Readers’ theater is easier theater! Actors don’t memorize their lines—they simply read from their scripts. Because memorization isn’t an issue, more students are able to handle large roles. Also, extensive rehearsal isn’t necessary. And, unlike “regular” theater, a readers’ theater production isn’t thrown into a tailspin by memory lapses or absences.

Other aspects of readers’ theater are easy, too. Sets, costumes, props, and even movement are not needed as the plays are written to work without them. The extras can be included if desired, but readers’ theater works even if the actors just sit there and read!

How Do I Get Started?
Before you use a readers’ theater play, read it yourself and make sure the content, theme, and vocabulary are appropriate for your students. Decide whether you need to preview any concepts or vocabulary. If you are thinking about staging the play for an audience, consider which students might fit which roles, but don’t set your cast just yet.

Once you decide on a play, make as many copies of the script as there are parts plus one for yourself. Highlight one character’s lines in each copy (except yours) to make it easier for kids to read. Covering or binding scripts will help them last through multiple readings.

After giving students time to read through their scripts silently, have them read the play aloud, changing roles with each scene if you wish. This kind of read-through makes a good, one-time, supplemental activity, but you can do much more with readers’ theater!

For example, you could have students read a particular script multiple times on different days. The repetition gives you several opportunities to teach comprehension skills like character traits, motivation, story structure, theme, and cause-and-effect. And rereading allows kids to relax about the reading itself and develop a deeper understanding of the characters and theme of the play.

Multiple readings also improve fluency and expression. You can help with these skills by asking questions about the characters’ feelings and motivation. If a student has difficulty with expression, “echo reading” can help. You model his lines with good expression and have him copy you. It doesn’t usually take much of this practice to get a young actor on the right track. Allowing students to record themselves as they read their lines and listen afterwards also develops better expression.

After several readings, you might want to move students from their seats to a traditional readers’ theater set-up. The actors in readers’ theater usually sit on stools or chairs throughout the play, holding and reading their scripts. Sometimes the actors sit with their backs to the audience, “entering” by facing front and reading their lines and “exiting” by turning around again. The narrator might stand to one side or read from a lectern. This kind of staging can make readers’ theater more fun for your students and motivate them to further improve their performances.
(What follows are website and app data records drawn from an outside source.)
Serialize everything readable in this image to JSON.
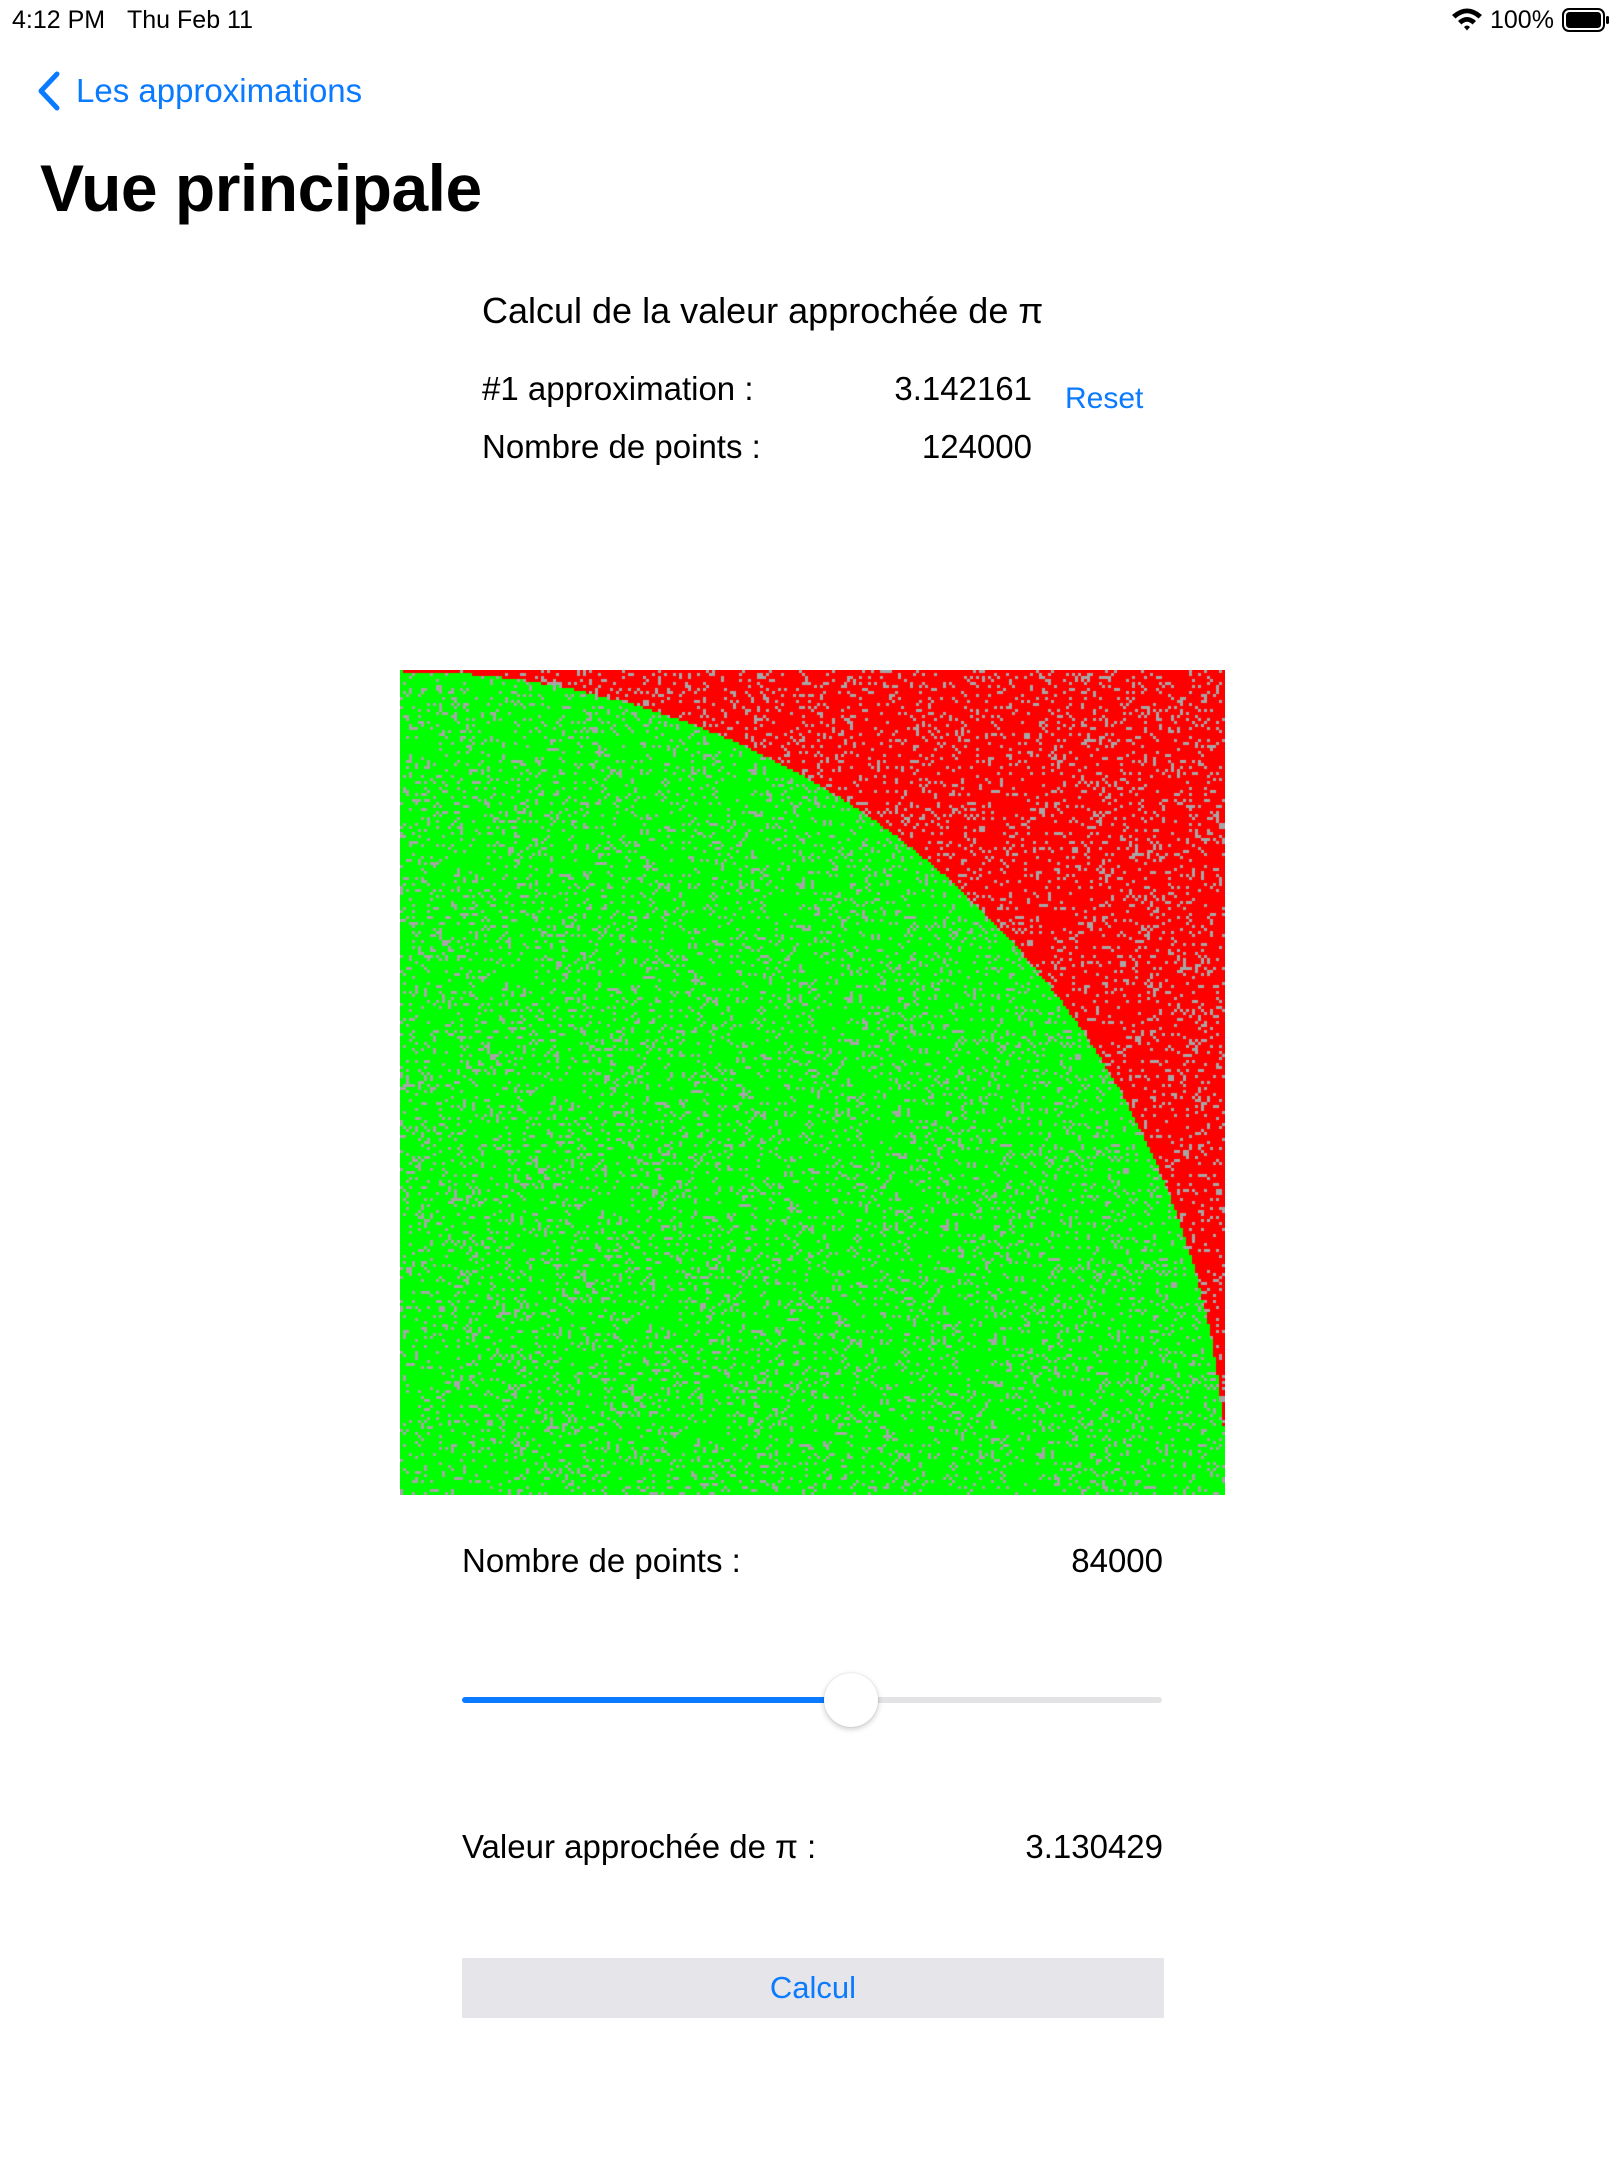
{
  "status_bar": {
    "time": "4:12 PM",
    "date": "Thu Feb 11",
    "battery_percent": "100%",
    "icons": [
      "wifi-icon",
      "battery-icon"
    ]
  },
  "nav": {
    "back_label": "Les approximations",
    "back_icon": "chevron-left-icon",
    "title": "Vue principale"
  },
  "summary": {
    "heading": "Calcul de la valeur approchée de π",
    "approximation_label": "#1 approximation :",
    "approximation_value": "3.142161",
    "points_label": "Nombre de points :",
    "points_value": "124000",
    "reset_label": "Reset"
  },
  "simulation": {
    "inside_color": "#00ff00",
    "outside_color": "#ff0000",
    "noise_color": "#a6a6a6"
  },
  "controls": {
    "points_label": "Nombre de points :",
    "points_value": "84000",
    "slider_fraction": 0.555,
    "pi_label": "Valeur approchée de π :",
    "pi_value": "3.130429",
    "calc_label": "Calcul",
    "accent_color": "#0a7aff"
  }
}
Next Blog: Making the transition to performing for an audience.

For more about theater, go to my website and click on the Theatre for Teachers tab.